Cleopatra’s Needle, New York

A series of short lectures on various aspects of the Egyptian obelisk in New York

News Item: Canaanite Coffine Found with Gold Pharonic Ring

Clio Ancient Art: PROVENANCE

Video Link: Clio Ancient Art: PROVENANCE

Our second video, dealing this time with the importance of PROVENANCE in the antiquities trade. Questions and comments welcome, as always.

A Byzantine St Menas Flask and Spiritual Continuity in Egypt


Political and social turmoil is still very much in evidence in Egypt today, 16 months after Mubarak’s departure and 1 year after Morsi’s election as Egypt’s President. Some of this unrest has had religious overtones, involving friction between Egypt’s ancient Coptic community, now numbering perhaps 10% of the population or 8 million persons, and some elements of the Muslim majority.

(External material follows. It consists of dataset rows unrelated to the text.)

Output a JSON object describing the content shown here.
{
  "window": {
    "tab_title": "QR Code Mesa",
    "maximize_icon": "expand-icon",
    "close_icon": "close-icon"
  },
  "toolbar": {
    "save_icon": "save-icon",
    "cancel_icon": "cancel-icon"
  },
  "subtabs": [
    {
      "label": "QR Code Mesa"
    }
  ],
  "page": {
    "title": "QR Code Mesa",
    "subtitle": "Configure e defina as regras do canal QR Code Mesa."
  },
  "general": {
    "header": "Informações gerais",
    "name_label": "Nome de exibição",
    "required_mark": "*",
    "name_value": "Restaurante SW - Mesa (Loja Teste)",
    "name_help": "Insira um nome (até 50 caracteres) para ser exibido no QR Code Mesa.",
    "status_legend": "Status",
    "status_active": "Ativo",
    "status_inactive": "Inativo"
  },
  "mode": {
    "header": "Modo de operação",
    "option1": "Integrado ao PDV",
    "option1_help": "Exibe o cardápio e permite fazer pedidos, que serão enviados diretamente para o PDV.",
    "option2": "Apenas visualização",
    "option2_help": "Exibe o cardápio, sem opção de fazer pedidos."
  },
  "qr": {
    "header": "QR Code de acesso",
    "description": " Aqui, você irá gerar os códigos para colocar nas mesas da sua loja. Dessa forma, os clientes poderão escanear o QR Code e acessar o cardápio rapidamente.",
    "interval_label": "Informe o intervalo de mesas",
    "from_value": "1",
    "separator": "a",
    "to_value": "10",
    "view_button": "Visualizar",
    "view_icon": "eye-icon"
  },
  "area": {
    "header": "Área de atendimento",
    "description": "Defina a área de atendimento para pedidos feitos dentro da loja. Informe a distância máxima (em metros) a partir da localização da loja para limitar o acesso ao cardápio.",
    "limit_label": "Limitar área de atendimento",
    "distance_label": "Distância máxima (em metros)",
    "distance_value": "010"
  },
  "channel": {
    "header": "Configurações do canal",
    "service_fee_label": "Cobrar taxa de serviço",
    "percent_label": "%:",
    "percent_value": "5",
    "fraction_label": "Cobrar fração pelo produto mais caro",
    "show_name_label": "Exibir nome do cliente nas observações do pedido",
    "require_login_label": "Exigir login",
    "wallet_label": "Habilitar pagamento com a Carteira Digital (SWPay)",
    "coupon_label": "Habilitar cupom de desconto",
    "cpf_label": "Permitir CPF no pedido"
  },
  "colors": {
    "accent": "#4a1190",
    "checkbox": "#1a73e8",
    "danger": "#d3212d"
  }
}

In light of the rapid pace of social and political change seen in Egypt over the past couple of years, it may be easy to forget that the Coptic community has a remarkably long history, dating to St Mark’s introduction of the new faith in the 1st Century CE, and flourishing with the founding of monasticism in the 4th Century CE Egyptian desert by St Anthony, whose monastery still stands today. There is more than ample artifactual evidence for this continuity, including a “St Menas Flask” on our website (see the image above and the link here:

The namesake of this mold-made pottery flask, dating to the 6th or 7th Century CE, is considered by Coptic Christians to be a miracle worker and martyr. Menas lived in the late 3rd to early 4th Century when Egypt was a province of the Roman Empire. He presumably was tortured and killed for his faith at a time shortly before Emperor Constantine’s Edict of Toleration, which ended persecution of Christians. He was buried at a spot in the Western Desert southwest of Alexandria. In the late 5th Century CE, the daughter of Emperor Zeno was said to have been cured of leprousy at Menas’ shrine, and great numbers of people began traveling to the spot seeking cures or Menas’ intercession.

The flask on our website is characteristic of a large body of related pottery vessels found not only in the Mediterranean Near East but as far away as Italy, France, Germany and even England. These were either carried back home by pilgrims returning from St Menas’ shrine or sending these objects back to their families. They were typically filled with holy oil or water from the shrine.

Even after the arrival of Islam in Egypt in 641 CE, when the shrine and cathedral was destroyed, and the region’s gradual conversion to a Muslim majority during the middle ages, the shrine continued as a place of pilgrimage. It has been completely rebuilt in the modern era is still a popular destination. It is listed as a UNESCO World Heritage Site and is on their “danger” list.

The iconography on our flask requires some explanation. Both sides show essentially the same scene, one side shown above, the other side shown here:


The figure of St Means is shown facing forward, wearing a soldier’s tunic and with arms extended in blessing. A simplified cross appears above each arm. To either side is a schematic rendering of a kneeling camel, taken from the legend that when his body was being transported into the desert at a particular spot the camels refused to go any further and this wast taken as a sign that his shrine should be erected on that spot. This imagery is enclosed by a circular border and again by another border of beads or dots.

For additional reading, we recommend:the UNESCO page for Abu Mena, including an excellent slideshow –

Here is an image we took at the Petrie Museum of Egyptology, University College, London, of several similar examples –


For more examples of Coptic antiquities from Egypt on our website –